Exercise requirements -> For each record below, set it down exactly but leave out any picture.

Information supplied: Begin

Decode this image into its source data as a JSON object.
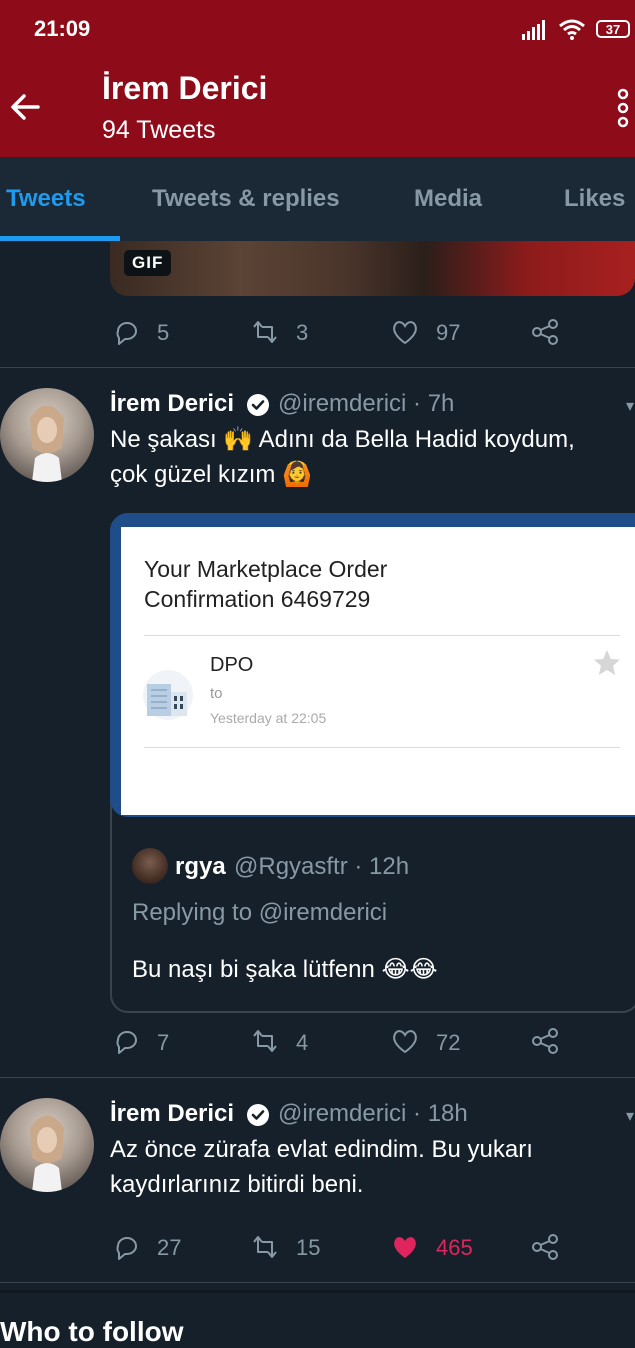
{
  "status_bar": {
    "time": "21:09",
    "battery": "37"
  },
  "header": {
    "name": "İrem Derici",
    "tweet_count": "94 Tweets"
  },
  "tabs": [
    {
      "label": "Tweets",
      "active": true
    },
    {
      "label": "Tweets & replies",
      "active": false
    },
    {
      "label": "Media",
      "active": false
    },
    {
      "label": "Likes",
      "active": false
    }
  ],
  "media_badge": "GIF",
  "tweet0_actions": {
    "replies": "5",
    "retweets": "3",
    "likes": "97"
  },
  "tweet1": {
    "name": "İrem Derici",
    "handle": "@iremderici · 7h",
    "text_line1": "Ne şakası 🙌 Adını da Bella Hadid koydum,",
    "text_line2": "çok güzel kızım 🙆",
    "email": {
      "subject_line1": "Your Marketplace Order",
      "subject_line2": "Confirmation 6469729",
      "sender": "DPO",
      "to": "to",
      "date": "Yesterday at 22:05"
    },
    "quote": {
      "name": "rgya",
      "handle": "@Rgyasftr · 12h",
      "replying": "Replying to @iremderici",
      "text": "Bu naşı bi şaka lütfenn 😂😂"
    },
    "actions": {
      "replies": "7",
      "retweets": "4",
      "likes": "72"
    }
  },
  "tweet2": {
    "name": "İrem Derici",
    "handle": "@iremderici · 18h",
    "text_line1": "Az önce zürafa evlat edindim. Bu yukarı",
    "text_line2": "kaydırlarınız bitirdi beni.",
    "actions": {
      "replies": "27",
      "retweets": "15",
      "likes": "465",
      "liked": true
    }
  },
  "who_to_follow": "Who to follow",
  "colors": {
    "header_bg": "#8e0b1a",
    "background": "#15202b",
    "accent": "#1d9bf0",
    "like": "#e0245e"
  }
}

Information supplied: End

Finished task ->
Decode this image into its source data as a JSON object.
{
  "status_bar": {
    "time": "21:09",
    "battery": "37"
  },
  "header": {
    "name": "İrem Derici",
    "tweet_count": "94 Tweets"
  },
  "tabs": [
    {
      "label": "Tweets",
      "active": true
    },
    {
      "label": "Tweets & replies",
      "active": false
    },
    {
      "label": "Media",
      "active": false
    },
    {
      "label": "Likes",
      "active": false
    }
  ],
  "media_badge": "GIF",
  "tweet0_actions": {
    "replies": "5",
    "retweets": "3",
    "likes": "97"
  },
  "tweet1": {
    "name": "İrem Derici",
    "handle": "@iremderici · 7h",
    "text_line1": "Ne şakası 🙌 Adını da Bella Hadid koydum,",
    "text_line2": "çok güzel kızım 🙆",
    "email": {
      "subject_line1": "Your Marketplace Order",
      "subject_line2": "Confirmation 6469729",
      "sender": "DPO",
      "to": "to",
      "date": "Yesterday at 22:05"
    },
    "quote": {
      "name": "rgya",
      "handle": "@Rgyasftr · 12h",
      "replying": "Replying to @iremderici",
      "text": "Bu naşı bi şaka lütfenn 😂😂"
    },
    "actions": {
      "replies": "7",
      "retweets": "4",
      "likes": "72"
    }
  },
  "tweet2": {
    "name": "İrem Derici",
    "handle": "@iremderici · 18h",
    "text_line1": "Az önce zürafa evlat edindim. Bu yukarı",
    "text_line2": "kaydırlarınız bitirdi beni.",
    "actions": {
      "replies": "27",
      "retweets": "15",
      "likes": "465",
      "liked": true
    }
  },
  "who_to_follow": "Who to follow",
  "colors": {
    "header_bg": "#8e0b1a",
    "background": "#15202b",
    "accent": "#1d9bf0",
    "like": "#e0245e"
  }
}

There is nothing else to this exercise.